Once I worked at a small company that was being sold to avoid going under. Most of us had worked there since the beginning and had done so with respect and, frequently, joy--until our jobs were threatened. Our collegiality fell away, and we all began to fight for territory, flatter the boss, and blame one another for problems. Our office was awash in what appeared to be unresolved parental issues and desperate attempts to secure a strategic position to survive the transition. It is surprising how quickly fear can destabilize and poison good relationships. If the fear of losing a job can turn you into a coward, what can be expected from those who may lose a child to war or be denied permission to practice their faith?
Yet it doesn't take remarkable events to create fear. Fear escalates in times of discomfort, no matter how remarkable or ordinary. When we think we might be in love, we hold our feelings back until circumstances are just right. When we want to pitch our co-workers a new idea, we worry about the consequences, decide against taking a risk, and hope for a better day. If we hear that a friend is ill, we long for things to go back to the way they were. These responses are completely and utterly understandable; we retreat from love, shrink from creativity, and hide from loss. It seems so much easier to hold to the familiar or cling to old beliefs about yourself and the way life is "supposed" to go. The question is: How do we prevent our fear from sucking us deeper into dogmatism, depression, and hatred, or their relatives, superiority, laziness, and numbness? The answer is to find a response that balances our emotions through relating to what scares us, not through turning away from it.
Before we can craft a response, we should explore what we're up against.

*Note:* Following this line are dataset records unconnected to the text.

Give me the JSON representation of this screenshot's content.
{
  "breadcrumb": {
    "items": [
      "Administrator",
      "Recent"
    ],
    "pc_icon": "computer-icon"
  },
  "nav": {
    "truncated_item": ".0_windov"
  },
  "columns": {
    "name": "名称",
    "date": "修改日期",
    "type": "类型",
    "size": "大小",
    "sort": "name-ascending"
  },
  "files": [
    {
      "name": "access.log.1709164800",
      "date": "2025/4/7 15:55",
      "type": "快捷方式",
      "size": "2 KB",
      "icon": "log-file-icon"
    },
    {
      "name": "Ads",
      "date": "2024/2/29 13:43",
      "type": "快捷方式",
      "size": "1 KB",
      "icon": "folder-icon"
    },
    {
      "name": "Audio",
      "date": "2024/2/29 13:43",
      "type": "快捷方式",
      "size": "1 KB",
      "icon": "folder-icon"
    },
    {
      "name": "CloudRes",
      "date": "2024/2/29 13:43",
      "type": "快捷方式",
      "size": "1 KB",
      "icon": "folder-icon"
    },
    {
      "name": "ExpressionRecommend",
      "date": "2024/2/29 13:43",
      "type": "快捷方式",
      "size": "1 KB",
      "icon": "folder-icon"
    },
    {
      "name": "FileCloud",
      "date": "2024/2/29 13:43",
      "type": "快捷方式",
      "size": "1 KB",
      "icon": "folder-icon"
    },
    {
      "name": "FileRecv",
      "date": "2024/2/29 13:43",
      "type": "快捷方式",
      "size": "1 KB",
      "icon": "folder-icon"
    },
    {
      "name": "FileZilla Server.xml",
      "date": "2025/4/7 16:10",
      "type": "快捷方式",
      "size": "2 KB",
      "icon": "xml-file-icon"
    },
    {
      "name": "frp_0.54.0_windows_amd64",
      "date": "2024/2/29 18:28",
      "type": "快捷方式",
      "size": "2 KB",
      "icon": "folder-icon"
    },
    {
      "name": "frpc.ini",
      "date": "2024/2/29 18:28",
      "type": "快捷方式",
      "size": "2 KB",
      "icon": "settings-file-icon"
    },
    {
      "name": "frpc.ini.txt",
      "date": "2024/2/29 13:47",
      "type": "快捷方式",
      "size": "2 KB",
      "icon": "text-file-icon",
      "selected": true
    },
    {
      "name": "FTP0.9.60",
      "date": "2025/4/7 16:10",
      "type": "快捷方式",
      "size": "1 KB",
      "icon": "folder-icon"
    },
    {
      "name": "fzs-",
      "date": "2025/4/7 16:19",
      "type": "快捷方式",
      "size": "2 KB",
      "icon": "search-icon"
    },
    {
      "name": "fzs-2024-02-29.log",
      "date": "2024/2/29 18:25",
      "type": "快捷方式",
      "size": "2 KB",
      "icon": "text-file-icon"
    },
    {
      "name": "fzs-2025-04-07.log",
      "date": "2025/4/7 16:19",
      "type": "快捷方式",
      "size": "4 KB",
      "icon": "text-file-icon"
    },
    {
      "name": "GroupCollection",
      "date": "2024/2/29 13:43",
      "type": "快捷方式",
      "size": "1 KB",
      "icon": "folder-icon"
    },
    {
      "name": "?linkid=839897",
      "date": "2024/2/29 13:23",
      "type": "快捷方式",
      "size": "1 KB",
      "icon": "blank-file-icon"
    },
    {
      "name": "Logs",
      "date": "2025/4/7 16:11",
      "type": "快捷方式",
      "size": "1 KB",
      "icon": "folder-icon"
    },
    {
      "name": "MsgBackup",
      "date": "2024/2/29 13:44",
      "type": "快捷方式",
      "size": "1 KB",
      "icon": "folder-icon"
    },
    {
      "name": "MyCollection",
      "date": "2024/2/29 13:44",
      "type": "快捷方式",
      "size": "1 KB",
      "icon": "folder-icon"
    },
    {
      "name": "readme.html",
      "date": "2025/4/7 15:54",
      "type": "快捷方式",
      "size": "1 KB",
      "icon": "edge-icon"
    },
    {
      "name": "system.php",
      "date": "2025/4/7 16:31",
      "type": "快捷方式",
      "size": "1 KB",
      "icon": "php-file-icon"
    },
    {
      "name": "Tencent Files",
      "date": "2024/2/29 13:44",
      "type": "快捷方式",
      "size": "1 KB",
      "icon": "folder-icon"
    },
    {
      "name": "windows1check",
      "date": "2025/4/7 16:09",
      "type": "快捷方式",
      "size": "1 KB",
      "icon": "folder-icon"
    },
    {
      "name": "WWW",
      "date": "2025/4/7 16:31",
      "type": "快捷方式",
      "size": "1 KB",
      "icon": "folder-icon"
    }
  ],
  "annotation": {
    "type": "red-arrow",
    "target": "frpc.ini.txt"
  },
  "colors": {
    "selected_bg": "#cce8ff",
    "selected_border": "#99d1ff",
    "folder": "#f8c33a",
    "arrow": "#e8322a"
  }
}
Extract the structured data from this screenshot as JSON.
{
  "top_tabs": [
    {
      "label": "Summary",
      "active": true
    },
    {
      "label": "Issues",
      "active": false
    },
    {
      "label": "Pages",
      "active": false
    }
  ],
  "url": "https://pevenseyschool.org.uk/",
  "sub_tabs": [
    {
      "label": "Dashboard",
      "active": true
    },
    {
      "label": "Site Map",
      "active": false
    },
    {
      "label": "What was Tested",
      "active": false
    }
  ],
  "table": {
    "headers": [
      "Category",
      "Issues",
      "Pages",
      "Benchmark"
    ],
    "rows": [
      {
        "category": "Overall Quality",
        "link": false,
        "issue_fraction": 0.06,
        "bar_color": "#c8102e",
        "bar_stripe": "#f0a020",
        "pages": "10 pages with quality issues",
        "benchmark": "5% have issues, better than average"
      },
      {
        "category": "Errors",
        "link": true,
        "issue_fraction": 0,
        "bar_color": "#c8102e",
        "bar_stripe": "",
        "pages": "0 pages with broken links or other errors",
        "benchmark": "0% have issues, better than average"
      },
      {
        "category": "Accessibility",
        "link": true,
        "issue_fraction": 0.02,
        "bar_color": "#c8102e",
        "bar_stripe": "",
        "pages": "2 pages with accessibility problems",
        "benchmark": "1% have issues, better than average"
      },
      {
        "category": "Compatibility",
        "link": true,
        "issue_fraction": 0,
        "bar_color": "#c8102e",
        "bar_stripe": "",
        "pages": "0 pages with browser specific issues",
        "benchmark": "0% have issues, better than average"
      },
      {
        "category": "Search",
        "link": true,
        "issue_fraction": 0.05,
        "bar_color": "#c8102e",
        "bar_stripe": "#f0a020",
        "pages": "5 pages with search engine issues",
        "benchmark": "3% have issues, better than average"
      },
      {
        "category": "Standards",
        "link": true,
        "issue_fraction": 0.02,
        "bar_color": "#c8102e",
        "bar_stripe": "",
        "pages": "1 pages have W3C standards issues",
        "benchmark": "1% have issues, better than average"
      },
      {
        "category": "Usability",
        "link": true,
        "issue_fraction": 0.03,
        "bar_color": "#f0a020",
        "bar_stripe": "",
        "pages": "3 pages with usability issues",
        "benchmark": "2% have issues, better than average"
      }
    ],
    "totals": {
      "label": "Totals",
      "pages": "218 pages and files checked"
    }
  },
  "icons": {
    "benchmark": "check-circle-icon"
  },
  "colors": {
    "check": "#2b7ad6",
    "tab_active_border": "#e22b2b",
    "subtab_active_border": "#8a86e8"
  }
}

There are three arenas within which we encounter our own fear: about ourselves; about others; and about life, or the way we approach the world in general.